The Technium OpTIC business incubation centre in Wales provides a strong support environment for photonics-based start-up companies.
New businesses use production-scale development and testing facilities that often are too expensive to buy or access. Each company has a business mentor to help its development and receives advice on sales and marketing and assistance with intellectual property protection.
“Over a third of all the UK’s photonics companies are within 40 miles of OpTIC,” said John Oliver, incubation director at OpTIC. “The high success rate – of over 90 per cent – reflects the strong support environment that entrepreneurs in photonics experience here.”
The Welsh Assembly Government funds innovation and technology counsellors with industrial expertise and patents knowledge who visit small businesses to diagnose their needs and point them in the right direction. They also supply information about grants and funding.
The Photonics Academy at OpTIC delivers technical short courses in optoelectronics, collaborating with SPIE to include visiting lecturers with specific areas of expertise.
Dennis Camilleri, managing partner of IVO Associates in St. Ives, Cambridgeshire, UK, has been a consultant for the past 10 years, helping photonics-based companies spin out.
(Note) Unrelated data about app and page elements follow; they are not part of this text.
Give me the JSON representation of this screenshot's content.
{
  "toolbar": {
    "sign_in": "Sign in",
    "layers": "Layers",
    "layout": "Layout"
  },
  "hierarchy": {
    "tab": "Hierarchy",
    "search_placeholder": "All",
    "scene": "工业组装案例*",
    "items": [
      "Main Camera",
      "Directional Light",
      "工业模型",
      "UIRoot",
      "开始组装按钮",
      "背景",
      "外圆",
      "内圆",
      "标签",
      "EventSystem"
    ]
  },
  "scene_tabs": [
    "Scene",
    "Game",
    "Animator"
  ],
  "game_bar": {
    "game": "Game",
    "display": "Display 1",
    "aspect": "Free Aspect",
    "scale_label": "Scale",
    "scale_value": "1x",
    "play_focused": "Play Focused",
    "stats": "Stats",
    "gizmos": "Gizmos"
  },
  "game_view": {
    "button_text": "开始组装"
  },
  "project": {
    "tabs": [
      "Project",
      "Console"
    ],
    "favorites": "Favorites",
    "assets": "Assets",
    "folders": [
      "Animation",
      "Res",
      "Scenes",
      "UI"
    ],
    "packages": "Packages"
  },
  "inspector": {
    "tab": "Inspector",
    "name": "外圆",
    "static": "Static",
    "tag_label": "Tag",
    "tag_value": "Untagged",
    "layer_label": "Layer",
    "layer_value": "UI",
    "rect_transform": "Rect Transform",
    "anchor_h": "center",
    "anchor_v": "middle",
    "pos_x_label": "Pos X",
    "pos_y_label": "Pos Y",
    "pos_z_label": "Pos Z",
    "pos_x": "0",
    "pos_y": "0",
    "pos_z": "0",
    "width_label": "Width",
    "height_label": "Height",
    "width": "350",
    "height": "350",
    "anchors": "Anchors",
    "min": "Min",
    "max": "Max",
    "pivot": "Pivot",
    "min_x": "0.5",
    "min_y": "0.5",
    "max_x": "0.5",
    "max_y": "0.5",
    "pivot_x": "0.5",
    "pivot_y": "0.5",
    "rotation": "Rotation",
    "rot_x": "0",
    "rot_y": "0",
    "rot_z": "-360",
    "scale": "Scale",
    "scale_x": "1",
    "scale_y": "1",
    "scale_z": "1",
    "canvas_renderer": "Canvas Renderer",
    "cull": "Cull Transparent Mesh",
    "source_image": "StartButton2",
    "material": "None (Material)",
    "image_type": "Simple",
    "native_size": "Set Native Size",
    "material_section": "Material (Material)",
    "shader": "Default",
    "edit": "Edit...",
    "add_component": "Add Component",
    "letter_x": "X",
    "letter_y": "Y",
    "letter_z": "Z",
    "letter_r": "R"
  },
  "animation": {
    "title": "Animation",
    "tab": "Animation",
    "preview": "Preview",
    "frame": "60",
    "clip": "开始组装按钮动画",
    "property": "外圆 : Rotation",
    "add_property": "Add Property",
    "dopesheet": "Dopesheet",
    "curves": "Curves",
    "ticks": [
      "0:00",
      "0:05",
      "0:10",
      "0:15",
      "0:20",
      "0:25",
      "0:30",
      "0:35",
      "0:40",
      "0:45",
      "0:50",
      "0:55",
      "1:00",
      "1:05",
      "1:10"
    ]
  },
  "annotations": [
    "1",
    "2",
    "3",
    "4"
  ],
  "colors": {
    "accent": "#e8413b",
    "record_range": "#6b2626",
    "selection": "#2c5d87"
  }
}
He works closely with the researcher on a one-to-one basis, looking at the strengths and weaknesses of the inventor and identifying what else is needed.
“Few inventors have enough experience of project management, deadlines, resource finding and business planning,” he said. “Few know enough about the commercial world to have a realistic idea of the marketability of their invention and how to go about selling it through channels.”
Having diagnosed the needs, Camilleri finds other people from among his own or the inventor’s networks. When the company has grown, standard job functions emerge, and staff then can be found through recruitment agencies. The consultant also helps find funding using his contacts with business angels and private investors, and his knowledge of regional grants.
Sentec is a Cambridge-based company that provides technology and product development skills. Technologies invented at Sentec have been licensed or used to create spin-out companies, depending on the technology and the business opportunity in each case. Rapid Biosensor Systems Ltd., also of Cambridge, one of its spin-offs, has developed a portable breathalyser-type device using photonics-based techniques to detect infectious diseases.
An innovative breathalyser and laser fluorescence optical reader tests the cough sample in the tube for tuberculosis, providing a result for screening purposes in two minutes. Courtesy of Rapid Biosensor Systems Ltd.
In this difficult time of global recession, business funding is hard to come by. So it is heartening that the infrastructure already set up by governments, universities and research institutions offers help in commercializing innovative photonics technologies and that entrepreneurs continue to pass on their skills by mentoring newcomers.